▶ Exercise prompt
Where a line below includes the word "added", copy that line.

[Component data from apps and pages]
»»

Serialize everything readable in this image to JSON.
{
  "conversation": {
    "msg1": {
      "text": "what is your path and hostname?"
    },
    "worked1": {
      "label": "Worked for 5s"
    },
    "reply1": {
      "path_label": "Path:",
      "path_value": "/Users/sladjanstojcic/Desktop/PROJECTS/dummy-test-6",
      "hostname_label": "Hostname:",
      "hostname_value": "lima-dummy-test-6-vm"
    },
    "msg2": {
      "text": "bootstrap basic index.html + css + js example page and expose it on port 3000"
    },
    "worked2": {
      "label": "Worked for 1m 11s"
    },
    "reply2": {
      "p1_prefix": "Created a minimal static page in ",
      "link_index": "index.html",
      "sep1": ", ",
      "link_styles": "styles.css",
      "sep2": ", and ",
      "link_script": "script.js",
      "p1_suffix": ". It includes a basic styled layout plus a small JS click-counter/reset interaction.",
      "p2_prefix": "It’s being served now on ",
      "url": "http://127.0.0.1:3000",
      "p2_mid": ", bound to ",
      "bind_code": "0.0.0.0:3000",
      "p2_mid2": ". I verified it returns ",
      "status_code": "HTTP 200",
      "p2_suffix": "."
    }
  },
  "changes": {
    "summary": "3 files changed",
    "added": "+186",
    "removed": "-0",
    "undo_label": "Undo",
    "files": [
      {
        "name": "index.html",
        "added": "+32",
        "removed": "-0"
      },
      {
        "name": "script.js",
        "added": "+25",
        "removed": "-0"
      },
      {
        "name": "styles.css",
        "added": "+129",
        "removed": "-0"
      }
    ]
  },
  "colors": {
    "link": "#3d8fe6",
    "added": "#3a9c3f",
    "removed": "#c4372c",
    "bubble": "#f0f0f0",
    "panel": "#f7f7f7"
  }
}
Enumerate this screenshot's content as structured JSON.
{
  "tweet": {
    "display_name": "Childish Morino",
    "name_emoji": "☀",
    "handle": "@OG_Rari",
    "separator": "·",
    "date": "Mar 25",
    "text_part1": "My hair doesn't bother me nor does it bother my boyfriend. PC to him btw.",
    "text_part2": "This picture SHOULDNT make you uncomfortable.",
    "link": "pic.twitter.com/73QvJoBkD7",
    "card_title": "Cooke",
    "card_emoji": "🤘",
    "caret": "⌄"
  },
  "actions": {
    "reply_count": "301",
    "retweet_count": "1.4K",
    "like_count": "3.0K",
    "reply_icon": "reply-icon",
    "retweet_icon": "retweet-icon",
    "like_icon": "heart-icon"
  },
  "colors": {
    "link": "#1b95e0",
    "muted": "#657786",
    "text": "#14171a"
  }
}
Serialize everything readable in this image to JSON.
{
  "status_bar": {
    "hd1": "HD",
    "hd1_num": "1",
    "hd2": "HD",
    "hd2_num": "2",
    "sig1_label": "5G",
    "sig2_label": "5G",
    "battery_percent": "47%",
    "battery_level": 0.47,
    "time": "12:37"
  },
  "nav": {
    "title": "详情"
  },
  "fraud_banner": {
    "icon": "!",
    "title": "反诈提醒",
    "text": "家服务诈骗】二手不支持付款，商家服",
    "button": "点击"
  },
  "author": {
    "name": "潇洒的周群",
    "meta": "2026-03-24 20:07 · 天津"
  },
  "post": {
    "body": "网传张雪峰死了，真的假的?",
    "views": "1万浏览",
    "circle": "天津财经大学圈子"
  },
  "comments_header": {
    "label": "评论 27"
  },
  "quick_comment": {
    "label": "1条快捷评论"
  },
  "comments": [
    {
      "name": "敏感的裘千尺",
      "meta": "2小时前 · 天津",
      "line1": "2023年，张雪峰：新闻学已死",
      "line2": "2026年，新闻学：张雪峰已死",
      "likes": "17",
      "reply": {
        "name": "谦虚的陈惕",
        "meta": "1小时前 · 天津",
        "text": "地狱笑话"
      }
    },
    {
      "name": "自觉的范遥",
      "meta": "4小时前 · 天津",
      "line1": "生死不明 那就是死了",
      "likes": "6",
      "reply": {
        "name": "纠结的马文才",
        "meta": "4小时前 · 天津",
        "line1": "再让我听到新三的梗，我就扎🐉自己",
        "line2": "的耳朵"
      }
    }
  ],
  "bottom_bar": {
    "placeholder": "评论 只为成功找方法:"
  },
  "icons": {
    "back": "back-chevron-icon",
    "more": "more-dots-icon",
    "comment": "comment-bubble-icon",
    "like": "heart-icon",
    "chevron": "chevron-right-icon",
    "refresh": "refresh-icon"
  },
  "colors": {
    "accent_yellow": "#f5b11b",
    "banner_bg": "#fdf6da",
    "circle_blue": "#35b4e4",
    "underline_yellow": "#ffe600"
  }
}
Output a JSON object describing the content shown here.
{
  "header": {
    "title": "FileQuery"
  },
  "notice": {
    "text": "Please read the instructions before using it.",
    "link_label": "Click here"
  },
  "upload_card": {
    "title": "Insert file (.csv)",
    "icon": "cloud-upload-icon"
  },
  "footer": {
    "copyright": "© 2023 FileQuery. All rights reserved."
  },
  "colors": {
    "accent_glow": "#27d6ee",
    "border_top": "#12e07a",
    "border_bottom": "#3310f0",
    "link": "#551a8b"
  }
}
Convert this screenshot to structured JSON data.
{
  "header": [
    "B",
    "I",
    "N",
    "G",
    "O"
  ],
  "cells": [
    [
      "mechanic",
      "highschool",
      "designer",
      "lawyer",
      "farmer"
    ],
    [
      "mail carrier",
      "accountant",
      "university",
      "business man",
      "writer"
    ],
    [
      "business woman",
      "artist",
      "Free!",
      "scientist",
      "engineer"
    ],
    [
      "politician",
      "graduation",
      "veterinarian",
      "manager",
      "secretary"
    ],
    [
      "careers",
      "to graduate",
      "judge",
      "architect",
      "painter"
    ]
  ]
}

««

▶ Expected answer
    "added": "+186",
        "added": "+32",
        "added": "+25",
        "added": "+129",
    "added": "#3a9c3f",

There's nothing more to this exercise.